March 15, 2014 / June 8, 2014 Apartheid & After
Paul Alberts, Hugh Exton, David Goldblatt, Pieter Hugo, Santu Mofokeng, Sabelo Mlangeni, Zanele Muholi, Daniel Naudé, Jo Ractliffe, Mikhael Subotzky, Guy Tillim, Paul Weinberg, Graeme Williams and the Market Photo Workshop in Johannesburg
The exhibition Apartheid & After reveals how powerfully the recent past can colour our perception of the present; this theme runs through the work of all twelve participating photographers after 1990. However powerful the individual images may be, this is photography with a hidden agenda – in a positive sense of the word. Knowledge of the past brings the present into sharp focus, and vice versa. It’s a tightrope act. Being a photographer in South Africa demands a sober, articulate, and skilled approach to the country’s burden of memory, trauma, and resulting guilt, as well as to the mysterious colouring and extravagant beauty of Africa so eagerly exploited by today’s tourist industry.

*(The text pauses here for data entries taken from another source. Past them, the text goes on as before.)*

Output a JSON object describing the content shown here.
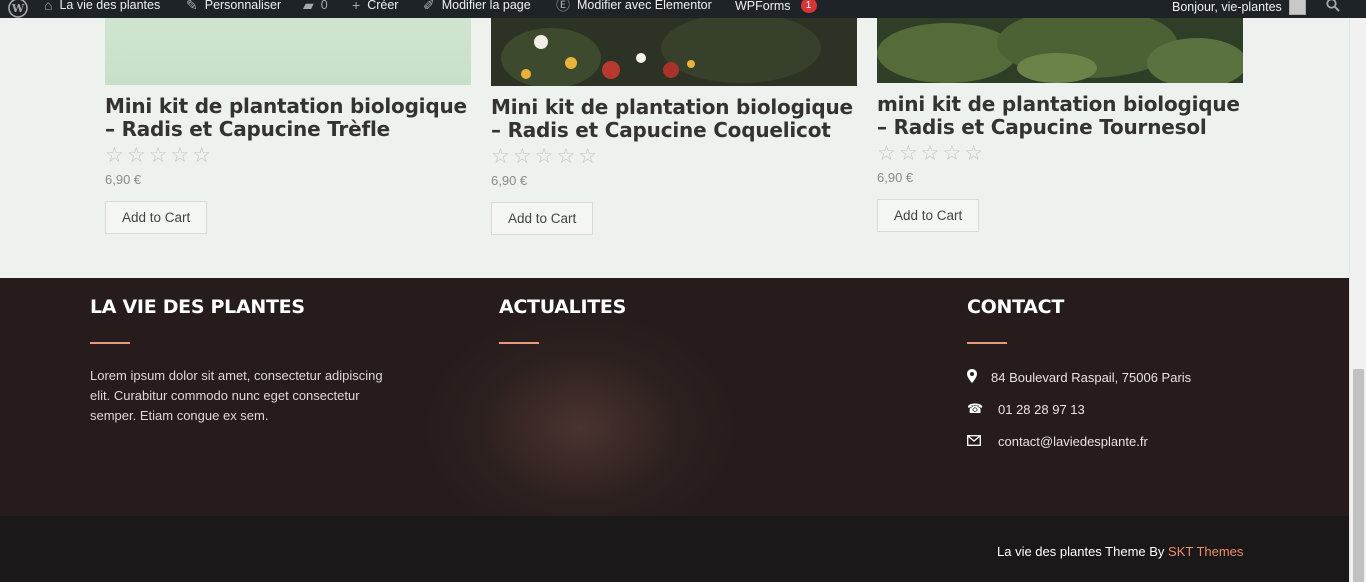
{
  "admin_bar": {
    "site_name": "La vie des plantes",
    "customize": "Personnaliser",
    "comments_count": "0",
    "new": "Créer",
    "edit_page": "Modifier la page",
    "edit_elementor": "Modifier avec Elementor",
    "wpforms": "WPForms",
    "wpforms_badge": "1",
    "greeting": "Bonjour, vie-plantes"
  },
  "products": [
    {
      "title": "Mini kit de plantation biologique – Radis et Capucine Trèfle",
      "stars": "☆☆☆☆☆",
      "price": "6,90 €",
      "button": "Add to Cart"
    },
    {
      "title": "Mini kit de plantation biologique – Radis et Capucine Coquelicot",
      "stars": "☆☆☆☆☆",
      "price": "6,90 €",
      "button": "Add to Cart"
    },
    {
      "title": "mini kit de plantation biologique – Radis et Capucine Tournesol",
      "stars": "☆☆☆☆☆",
      "price": "6,90 €",
      "button": "Add to Cart"
    }
  ],
  "footer": {
    "about_title": "LA VIE DES PLANTES",
    "about_text": "Lorem ipsum dolor sit amet, consectetur adipiscing elit. Curabitur commodo nunc eget consectetur semper. Etiam congue ex sem.",
    "news_title": "ACTUALITES",
    "contact_title": "CONTACT",
    "address": "84 Boulevard Raspail, 75006 Paris",
    "phone": "01 28 28 97 13",
    "email": "contact@laviedesplante.fr"
  },
  "credits": {
    "text": "La vie des plantes Theme By ",
    "link": "SKT Themes"
  },
  "colors": {
    "accent": "#ee8d6b",
    "footer_bg": "#2d211f",
    "bottom_bg": "#1a1819",
    "admin_bg": "#1d2327"
  }
}
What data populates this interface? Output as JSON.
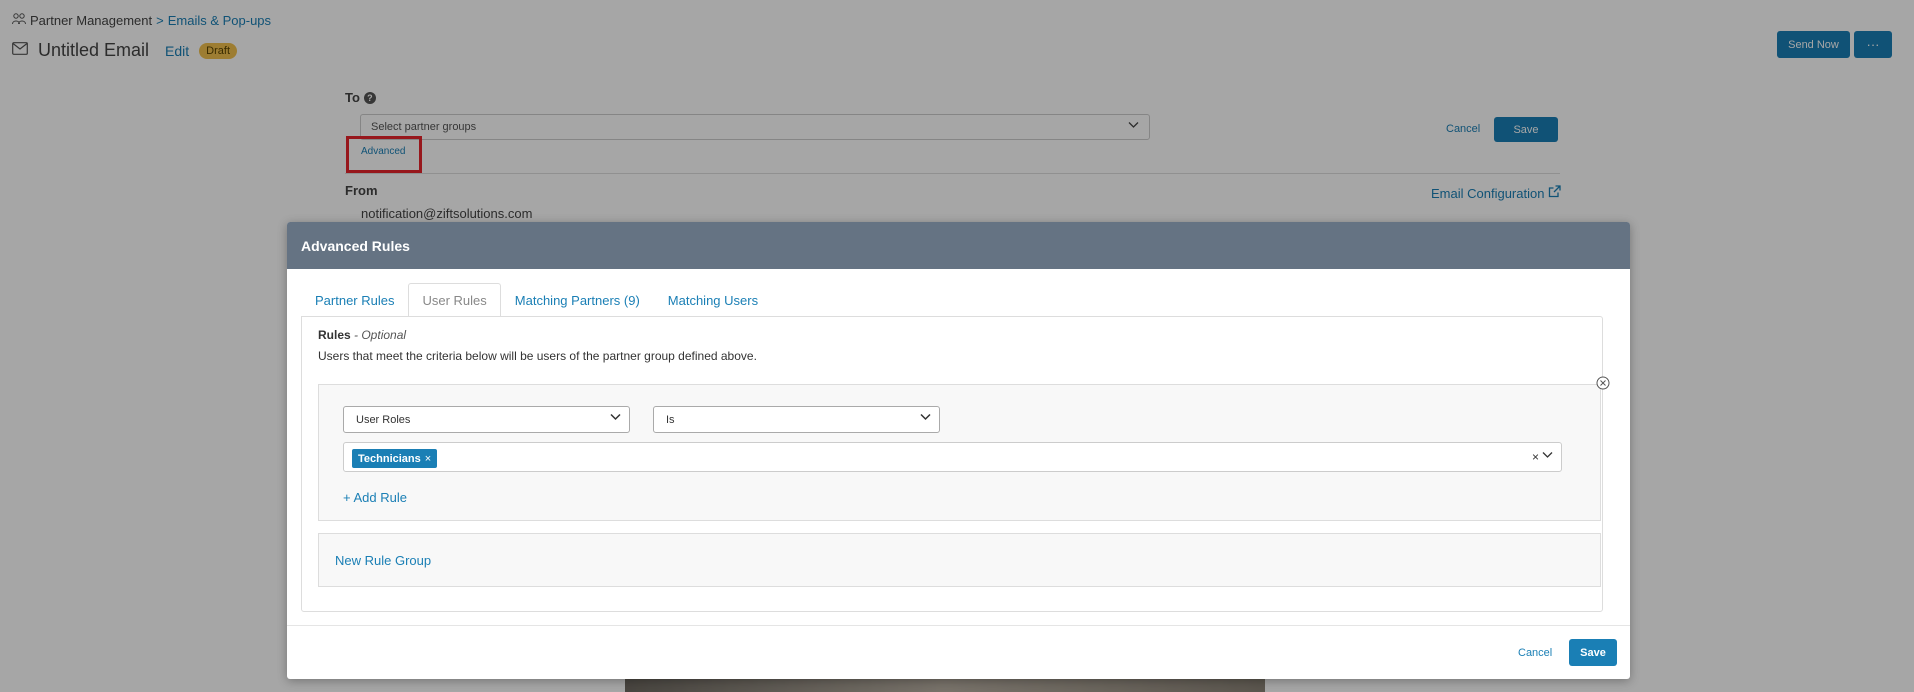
{
  "breadcrumb": {
    "parent": "Partner Management",
    "separator": ">",
    "current": "Emails & Pop-ups"
  },
  "header": {
    "title": "Untitled Email",
    "edit_label": "Edit",
    "status": "Draft",
    "send_now_label": "Send Now",
    "more_label": "···"
  },
  "to_section": {
    "label": "To",
    "select_placeholder": "Select partner groups",
    "advanced_label": "Advanced",
    "cancel_label": "Cancel",
    "save_label": "Save"
  },
  "from_section": {
    "label": "From",
    "value": "notification@ziftsolutions.com",
    "config_link": "Email Configuration"
  },
  "modal": {
    "title": "Advanced Rules",
    "tabs": [
      {
        "label": "Partner Rules",
        "active": false
      },
      {
        "label": "User Rules",
        "active": true
      },
      {
        "label": "Matching Partners (9)",
        "active": false
      },
      {
        "label": "Matching Users",
        "active": false
      }
    ],
    "rules_title": "Rules",
    "rules_optional": " - Optional",
    "rules_description": "Users that meet the criteria below will be users of the partner group defined above.",
    "rule": {
      "field": "User Roles",
      "operator": "Is",
      "values": [
        "Technicians"
      ]
    },
    "add_rule_label": "+ Add Rule",
    "new_rule_group_label": "New Rule Group",
    "cancel_label": "Cancel",
    "save_label": "Save"
  },
  "colors": {
    "accent": "#1a7fb5",
    "modal_header": "#657383",
    "highlight_box": "#e8242c",
    "draft_badge": "#f2c14e"
  }
}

The exhibition Apartheid & After, which is based on an idea by David Goldblatt, aims to display the quality, diversity and dynamism of contemporary South African photography to a Dutch audience; there are, after all, historic links between the two countries. Today, twenty years after South Africa’s first-ever free elections were held in 1994, Goldblatt is not alone in having a solid international reputation; he is joined by Guy Tillim, Jo Ractliffe, Santu Mofokeng, Zanele Muholi and Pieter Hugo, as well as by a new cohort of younger photographers such as Mikhael Subotzky, Daniel Naudé, and Sabelo Mlangeni. The dynamism and breadth of contemporary South African photography is due in no small part to the Market Photo Workshop in Johannesburg, where – under John Fleetwood’s leadership – many remarkable talents have emerged over a comparatively short period of time.
‘It is astonishing to think that until the beginning of the 1990s, merely two decades ago, modern and contemporary African photography was largely in the shadows.’ Okwui Enwezor in ‘Events of the Self: Portraiture and Social Identity: Contemporary African Photography from the Walther Collection’, Steidl 2013 p.23.